╔══

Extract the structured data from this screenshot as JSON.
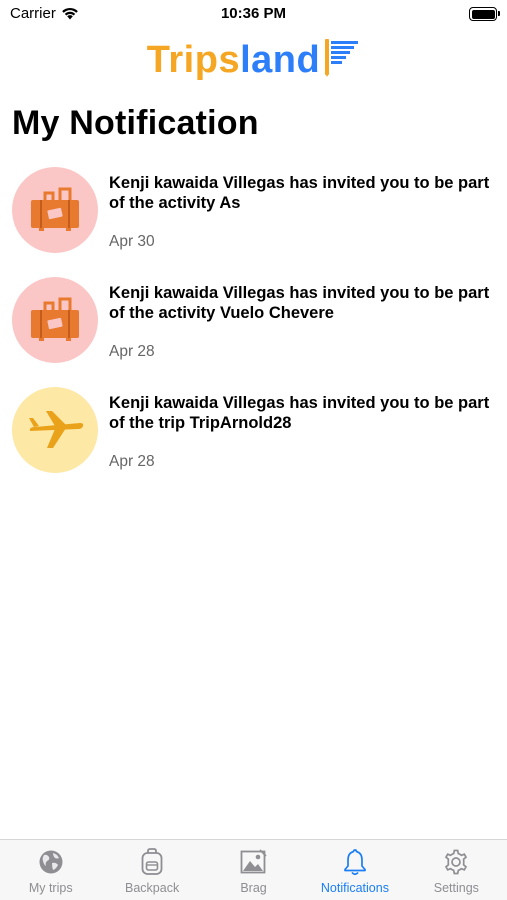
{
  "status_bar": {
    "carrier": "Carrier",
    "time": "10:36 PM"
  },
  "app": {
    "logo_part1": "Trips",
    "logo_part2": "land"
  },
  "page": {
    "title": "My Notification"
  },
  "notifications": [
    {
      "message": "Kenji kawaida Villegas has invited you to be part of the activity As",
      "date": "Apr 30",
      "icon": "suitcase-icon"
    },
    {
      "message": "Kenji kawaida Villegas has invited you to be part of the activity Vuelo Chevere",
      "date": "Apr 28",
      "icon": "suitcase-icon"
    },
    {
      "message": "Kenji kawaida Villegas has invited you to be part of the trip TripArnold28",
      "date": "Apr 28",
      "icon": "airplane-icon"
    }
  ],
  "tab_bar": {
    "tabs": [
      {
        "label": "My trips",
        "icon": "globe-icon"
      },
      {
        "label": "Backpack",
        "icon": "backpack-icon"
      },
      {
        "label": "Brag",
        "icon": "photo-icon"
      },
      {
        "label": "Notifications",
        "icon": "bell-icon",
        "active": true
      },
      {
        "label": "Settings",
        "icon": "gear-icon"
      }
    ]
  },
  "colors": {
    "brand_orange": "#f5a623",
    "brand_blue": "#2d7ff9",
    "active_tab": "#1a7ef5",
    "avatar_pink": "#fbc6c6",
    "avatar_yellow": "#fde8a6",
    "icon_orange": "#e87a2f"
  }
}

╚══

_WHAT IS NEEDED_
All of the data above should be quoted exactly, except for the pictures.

_WRITTEN REPLY_
Extract the structured data from this screenshot as JSON.
{
  "status_bar": {
    "carrier": "Carrier",
    "time": "10:36 PM"
  },
  "app": {
    "logo_part1": "Trips",
    "logo_part2": "land"
  },
  "page": {
    "title": "My Notification"
  },
  "notifications": [
    {
      "message": "Kenji kawaida Villegas has invited you to be part of the activity As",
      "date": "Apr 30",
      "icon": "suitcase-icon"
    },
    {
      "message": "Kenji kawaida Villegas has invited you to be part of the activity Vuelo Chevere",
      "date": "Apr 28",
      "icon": "suitcase-icon"
    },
    {
      "message": "Kenji kawaida Villegas has invited you to be part of the trip TripArnold28",
      "date": "Apr 28",
      "icon": "airplane-icon"
    }
  ],
  "tab_bar": {
    "tabs": [
      {
        "label": "My trips",
        "icon": "globe-icon"
      },
      {
        "label": "Backpack",
        "icon": "backpack-icon"
      },
      {
        "label": "Brag",
        "icon": "photo-icon"
      },
      {
        "label": "Notifications",
        "icon": "bell-icon",
        "active": true
      },
      {
        "label": "Settings",
        "icon": "gear-icon"
      }
    ]
  },
  "colors": {
    "brand_orange": "#f5a623",
    "brand_blue": "#2d7ff9",
    "active_tab": "#1a7ef5",
    "avatar_pink": "#fbc6c6",
    "avatar_yellow": "#fde8a6",
    "icon_orange": "#e87a2f"
  }
}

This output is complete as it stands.